>>>>>

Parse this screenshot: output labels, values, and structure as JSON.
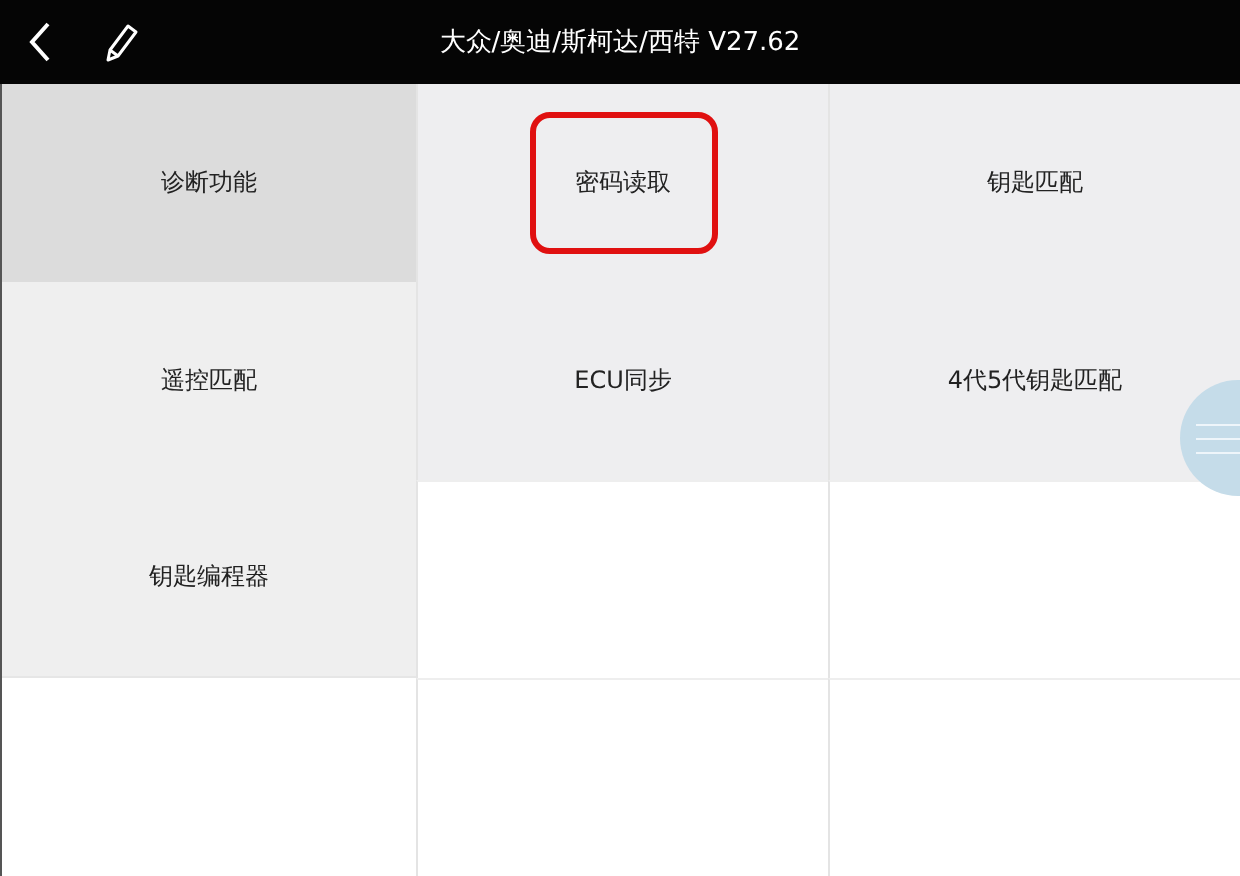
{
  "title_bar": {
    "title": "大众/奥迪/斯柯达/西特 V27.62"
  },
  "sidebar": {
    "items": [
      {
        "label": "诊断功能",
        "selected": true
      },
      {
        "label": "遥控匹配",
        "selected": false
      },
      {
        "label": "钥匙编程器",
        "selected": false
      }
    ]
  },
  "grid": {
    "items": [
      {
        "label": "密码读取",
        "highlighted": true
      },
      {
        "label": "钥匙匹配",
        "highlighted": false
      },
      {
        "label": "ECU同步",
        "highlighted": false
      },
      {
        "label": "4代5代钥匙匹配",
        "highlighted": false
      }
    ]
  }
}
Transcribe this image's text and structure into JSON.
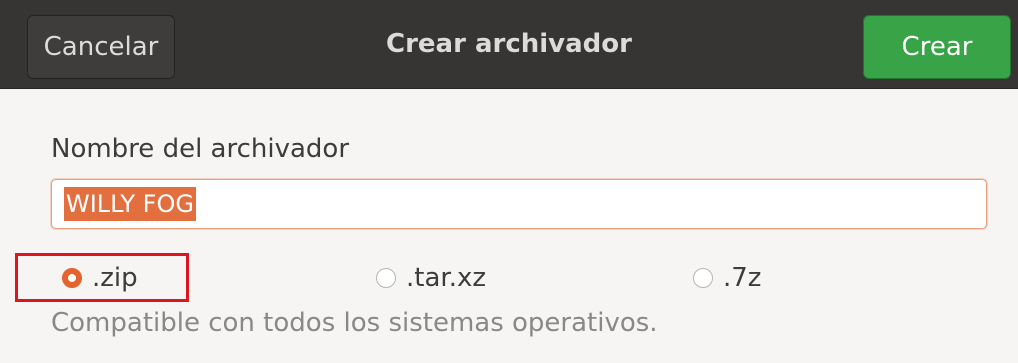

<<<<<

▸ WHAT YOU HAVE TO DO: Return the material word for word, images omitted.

▸ WRITTEN ANSWER:
Parse this screenshot: output labels, values, and structure as JSON.
{
  "title_bar": {
    "title": "大众/奥迪/斯柯达/西特 V27.62"
  },
  "sidebar": {
    "items": [
      {
        "label": "诊断功能",
        "selected": true
      },
      {
        "label": "遥控匹配",
        "selected": false
      },
      {
        "label": "钥匙编程器",
        "selected": false
      }
    ]
  },
  "grid": {
    "items": [
      {
        "label": "密码读取",
        "highlighted": true
      },
      {
        "label": "钥匙匹配",
        "highlighted": false
      },
      {
        "label": "ECU同步",
        "highlighted": false
      },
      {
        "label": "4代5代钥匙匹配",
        "highlighted": false
      }
    ]
  }
}
Transcribe this image's text and structure into JSON.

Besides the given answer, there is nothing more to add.